### EXERCISE AIM
Spot each line in the data below containing "JSON" and copy it.
------
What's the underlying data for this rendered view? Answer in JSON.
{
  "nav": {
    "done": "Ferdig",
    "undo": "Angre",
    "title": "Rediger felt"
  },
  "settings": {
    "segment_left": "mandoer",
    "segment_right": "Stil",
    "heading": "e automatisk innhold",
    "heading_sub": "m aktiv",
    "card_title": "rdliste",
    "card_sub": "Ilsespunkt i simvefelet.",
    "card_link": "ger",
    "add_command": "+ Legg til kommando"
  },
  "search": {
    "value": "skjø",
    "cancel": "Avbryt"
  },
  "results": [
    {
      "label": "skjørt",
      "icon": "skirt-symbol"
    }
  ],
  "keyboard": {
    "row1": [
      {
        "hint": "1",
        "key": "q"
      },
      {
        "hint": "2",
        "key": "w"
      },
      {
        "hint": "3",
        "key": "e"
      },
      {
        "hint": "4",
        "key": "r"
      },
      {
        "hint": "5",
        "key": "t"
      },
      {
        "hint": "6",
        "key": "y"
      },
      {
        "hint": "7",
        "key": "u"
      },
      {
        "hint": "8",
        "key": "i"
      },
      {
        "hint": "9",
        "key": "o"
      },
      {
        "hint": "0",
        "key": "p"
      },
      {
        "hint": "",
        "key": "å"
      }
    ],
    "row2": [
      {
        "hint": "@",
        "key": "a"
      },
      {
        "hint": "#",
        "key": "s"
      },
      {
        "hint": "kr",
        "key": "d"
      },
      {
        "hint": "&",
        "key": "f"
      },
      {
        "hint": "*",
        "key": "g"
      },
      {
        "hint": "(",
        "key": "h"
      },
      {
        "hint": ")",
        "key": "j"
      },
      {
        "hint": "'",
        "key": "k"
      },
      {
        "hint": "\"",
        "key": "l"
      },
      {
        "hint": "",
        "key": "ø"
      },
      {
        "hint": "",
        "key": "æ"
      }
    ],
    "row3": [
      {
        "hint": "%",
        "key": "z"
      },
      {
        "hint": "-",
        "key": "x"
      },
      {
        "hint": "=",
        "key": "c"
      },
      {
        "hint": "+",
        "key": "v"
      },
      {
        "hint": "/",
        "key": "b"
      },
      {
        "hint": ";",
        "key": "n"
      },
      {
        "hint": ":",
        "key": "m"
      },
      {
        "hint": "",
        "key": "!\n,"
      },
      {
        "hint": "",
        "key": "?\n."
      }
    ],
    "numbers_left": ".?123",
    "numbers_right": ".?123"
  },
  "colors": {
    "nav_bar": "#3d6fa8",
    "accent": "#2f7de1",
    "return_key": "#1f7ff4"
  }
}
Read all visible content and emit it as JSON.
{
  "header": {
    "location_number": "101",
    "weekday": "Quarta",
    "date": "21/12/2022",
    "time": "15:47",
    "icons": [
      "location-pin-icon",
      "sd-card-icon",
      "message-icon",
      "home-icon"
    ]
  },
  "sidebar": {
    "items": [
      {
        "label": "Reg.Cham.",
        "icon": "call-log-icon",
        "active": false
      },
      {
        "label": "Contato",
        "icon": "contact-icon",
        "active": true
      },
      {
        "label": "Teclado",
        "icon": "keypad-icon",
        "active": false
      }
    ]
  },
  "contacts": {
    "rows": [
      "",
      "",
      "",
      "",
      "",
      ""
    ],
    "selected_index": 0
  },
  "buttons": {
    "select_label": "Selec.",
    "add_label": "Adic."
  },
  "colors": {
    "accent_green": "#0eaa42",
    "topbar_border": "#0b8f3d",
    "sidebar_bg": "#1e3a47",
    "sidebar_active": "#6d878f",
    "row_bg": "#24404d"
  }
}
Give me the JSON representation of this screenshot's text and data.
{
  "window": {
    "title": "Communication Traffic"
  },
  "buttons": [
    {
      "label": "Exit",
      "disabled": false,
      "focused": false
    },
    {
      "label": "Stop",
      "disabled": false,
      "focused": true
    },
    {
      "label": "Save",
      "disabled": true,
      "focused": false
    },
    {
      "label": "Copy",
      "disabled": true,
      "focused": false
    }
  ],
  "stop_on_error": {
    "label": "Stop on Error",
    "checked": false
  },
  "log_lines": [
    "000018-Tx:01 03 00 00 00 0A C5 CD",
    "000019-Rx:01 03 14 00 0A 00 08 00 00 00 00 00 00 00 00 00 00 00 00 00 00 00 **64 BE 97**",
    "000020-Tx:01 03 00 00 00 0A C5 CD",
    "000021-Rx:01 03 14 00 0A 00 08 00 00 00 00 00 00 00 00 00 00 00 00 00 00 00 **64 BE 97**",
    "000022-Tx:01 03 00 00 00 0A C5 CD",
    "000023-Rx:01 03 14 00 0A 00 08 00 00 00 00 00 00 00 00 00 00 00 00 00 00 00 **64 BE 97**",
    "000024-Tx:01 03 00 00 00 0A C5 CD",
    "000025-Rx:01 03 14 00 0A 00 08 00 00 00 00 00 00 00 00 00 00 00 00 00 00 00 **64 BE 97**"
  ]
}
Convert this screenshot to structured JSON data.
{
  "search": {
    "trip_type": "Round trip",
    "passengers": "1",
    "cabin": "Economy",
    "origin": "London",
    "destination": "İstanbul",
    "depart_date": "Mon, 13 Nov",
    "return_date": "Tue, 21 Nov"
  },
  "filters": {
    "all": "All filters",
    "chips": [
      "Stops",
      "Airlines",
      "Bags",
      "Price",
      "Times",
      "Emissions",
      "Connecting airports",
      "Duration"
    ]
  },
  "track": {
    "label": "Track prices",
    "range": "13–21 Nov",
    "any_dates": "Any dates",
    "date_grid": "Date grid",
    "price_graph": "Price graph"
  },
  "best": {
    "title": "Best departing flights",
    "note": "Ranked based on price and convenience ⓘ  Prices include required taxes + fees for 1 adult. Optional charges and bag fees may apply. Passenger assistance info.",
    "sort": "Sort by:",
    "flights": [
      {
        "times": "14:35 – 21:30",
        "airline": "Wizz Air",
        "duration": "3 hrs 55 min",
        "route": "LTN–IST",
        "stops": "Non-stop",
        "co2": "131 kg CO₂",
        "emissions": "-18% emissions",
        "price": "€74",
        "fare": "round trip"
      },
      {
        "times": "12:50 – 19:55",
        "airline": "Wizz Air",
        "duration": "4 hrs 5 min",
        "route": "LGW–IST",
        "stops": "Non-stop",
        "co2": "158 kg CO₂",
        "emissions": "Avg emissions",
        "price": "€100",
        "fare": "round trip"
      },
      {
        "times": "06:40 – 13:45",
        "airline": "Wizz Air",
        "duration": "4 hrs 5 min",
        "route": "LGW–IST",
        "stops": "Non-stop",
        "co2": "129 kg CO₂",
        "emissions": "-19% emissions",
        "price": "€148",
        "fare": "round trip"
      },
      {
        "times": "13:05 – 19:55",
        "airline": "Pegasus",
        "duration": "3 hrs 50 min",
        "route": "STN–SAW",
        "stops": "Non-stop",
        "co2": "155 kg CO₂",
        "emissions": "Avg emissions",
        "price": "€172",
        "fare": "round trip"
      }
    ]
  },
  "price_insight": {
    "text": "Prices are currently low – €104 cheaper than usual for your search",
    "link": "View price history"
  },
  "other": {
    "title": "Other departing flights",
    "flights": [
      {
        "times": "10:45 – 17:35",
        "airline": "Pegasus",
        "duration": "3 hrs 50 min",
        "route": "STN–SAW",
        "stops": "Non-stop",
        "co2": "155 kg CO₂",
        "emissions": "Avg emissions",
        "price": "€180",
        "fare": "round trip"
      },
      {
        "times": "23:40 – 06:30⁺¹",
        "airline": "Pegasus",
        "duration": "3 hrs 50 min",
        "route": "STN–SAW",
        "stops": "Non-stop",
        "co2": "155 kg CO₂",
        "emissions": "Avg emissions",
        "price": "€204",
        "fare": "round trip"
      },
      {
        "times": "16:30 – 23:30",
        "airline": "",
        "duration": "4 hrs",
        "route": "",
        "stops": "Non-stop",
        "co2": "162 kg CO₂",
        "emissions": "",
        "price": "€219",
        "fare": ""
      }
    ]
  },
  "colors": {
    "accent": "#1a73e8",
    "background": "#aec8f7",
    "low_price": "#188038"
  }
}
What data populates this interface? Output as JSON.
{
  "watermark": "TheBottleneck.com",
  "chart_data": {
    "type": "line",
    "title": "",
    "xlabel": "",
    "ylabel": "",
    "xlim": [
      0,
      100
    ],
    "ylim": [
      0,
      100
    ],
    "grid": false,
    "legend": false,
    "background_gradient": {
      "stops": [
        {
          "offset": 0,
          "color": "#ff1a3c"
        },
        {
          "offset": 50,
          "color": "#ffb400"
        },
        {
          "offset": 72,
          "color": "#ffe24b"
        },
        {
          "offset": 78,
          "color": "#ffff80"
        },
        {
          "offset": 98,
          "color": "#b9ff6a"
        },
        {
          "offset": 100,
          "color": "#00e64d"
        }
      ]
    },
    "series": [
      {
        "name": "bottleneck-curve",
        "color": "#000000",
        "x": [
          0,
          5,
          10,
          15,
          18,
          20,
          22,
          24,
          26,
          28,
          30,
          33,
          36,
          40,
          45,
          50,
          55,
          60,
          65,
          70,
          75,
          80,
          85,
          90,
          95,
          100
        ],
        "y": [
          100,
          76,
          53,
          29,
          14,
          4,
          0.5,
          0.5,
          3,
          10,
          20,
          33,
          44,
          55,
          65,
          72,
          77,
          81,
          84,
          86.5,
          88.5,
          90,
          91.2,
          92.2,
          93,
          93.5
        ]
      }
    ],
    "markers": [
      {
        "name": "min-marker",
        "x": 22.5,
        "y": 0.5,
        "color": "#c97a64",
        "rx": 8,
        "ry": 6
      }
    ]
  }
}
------
### RESPONSE TO THIS EXERCISE
What's the underlying data for this rendered view? Answer in JSON.
Read all visible content and emit it as JSON.
Give me the JSON representation of this screenshot's text and data.
Convert this screenshot to structured JSON data.
What data populates this interface? Output as JSON.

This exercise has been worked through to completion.